- _AIM OF THE EXERCISE_
Pull each line holding the word "auto" from the data.

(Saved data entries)
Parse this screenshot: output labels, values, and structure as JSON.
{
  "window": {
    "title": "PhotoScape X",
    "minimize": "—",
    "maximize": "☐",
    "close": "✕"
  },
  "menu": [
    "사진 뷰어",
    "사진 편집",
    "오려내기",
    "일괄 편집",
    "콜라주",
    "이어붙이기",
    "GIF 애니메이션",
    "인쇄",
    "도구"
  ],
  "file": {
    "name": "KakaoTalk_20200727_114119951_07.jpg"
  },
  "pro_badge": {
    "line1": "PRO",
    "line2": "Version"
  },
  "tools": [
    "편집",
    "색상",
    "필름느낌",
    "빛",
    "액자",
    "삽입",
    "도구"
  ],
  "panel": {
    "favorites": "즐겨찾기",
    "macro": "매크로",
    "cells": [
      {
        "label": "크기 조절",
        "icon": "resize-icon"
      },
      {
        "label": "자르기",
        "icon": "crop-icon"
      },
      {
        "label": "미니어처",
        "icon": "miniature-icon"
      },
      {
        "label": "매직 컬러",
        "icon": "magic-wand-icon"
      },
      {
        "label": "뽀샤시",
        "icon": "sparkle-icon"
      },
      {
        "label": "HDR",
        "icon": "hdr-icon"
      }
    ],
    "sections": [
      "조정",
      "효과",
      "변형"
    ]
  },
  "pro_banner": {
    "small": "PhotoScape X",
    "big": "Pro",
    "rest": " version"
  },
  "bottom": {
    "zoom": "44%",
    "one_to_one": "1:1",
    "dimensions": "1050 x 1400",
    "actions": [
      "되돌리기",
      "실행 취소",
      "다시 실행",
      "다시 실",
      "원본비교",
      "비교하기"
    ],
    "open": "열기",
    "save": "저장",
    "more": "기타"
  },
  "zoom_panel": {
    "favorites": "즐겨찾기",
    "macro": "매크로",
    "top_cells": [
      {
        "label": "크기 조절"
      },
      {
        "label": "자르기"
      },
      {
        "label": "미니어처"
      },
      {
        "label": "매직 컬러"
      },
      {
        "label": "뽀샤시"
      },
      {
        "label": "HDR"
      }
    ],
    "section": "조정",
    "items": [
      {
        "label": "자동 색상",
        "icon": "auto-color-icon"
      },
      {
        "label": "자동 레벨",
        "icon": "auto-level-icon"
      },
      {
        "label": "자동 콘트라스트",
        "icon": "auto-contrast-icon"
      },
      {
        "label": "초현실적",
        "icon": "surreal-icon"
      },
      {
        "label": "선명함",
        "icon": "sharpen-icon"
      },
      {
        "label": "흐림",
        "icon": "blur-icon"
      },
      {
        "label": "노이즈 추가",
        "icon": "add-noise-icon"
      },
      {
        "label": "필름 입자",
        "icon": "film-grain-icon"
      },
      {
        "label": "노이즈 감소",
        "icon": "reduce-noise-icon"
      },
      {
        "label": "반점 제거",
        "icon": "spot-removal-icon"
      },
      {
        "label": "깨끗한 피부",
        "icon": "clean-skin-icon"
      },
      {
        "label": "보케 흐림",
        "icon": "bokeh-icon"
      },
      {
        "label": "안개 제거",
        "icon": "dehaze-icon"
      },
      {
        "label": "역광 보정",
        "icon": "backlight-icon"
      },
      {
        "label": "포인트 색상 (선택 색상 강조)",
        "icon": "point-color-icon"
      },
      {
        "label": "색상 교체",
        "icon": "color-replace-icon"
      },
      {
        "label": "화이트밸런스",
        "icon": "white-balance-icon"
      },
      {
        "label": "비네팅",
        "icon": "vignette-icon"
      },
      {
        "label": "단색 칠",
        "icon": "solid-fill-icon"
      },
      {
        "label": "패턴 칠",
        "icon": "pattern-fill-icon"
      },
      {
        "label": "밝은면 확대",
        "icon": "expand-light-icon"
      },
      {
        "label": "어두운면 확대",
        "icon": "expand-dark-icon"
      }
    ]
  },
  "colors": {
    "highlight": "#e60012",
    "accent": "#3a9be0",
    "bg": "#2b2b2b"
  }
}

- _COMPLETED TASK_
        "icon": "auto-color-icon"
        "icon": "auto-level-icon"
        "icon": "auto-contrast-icon"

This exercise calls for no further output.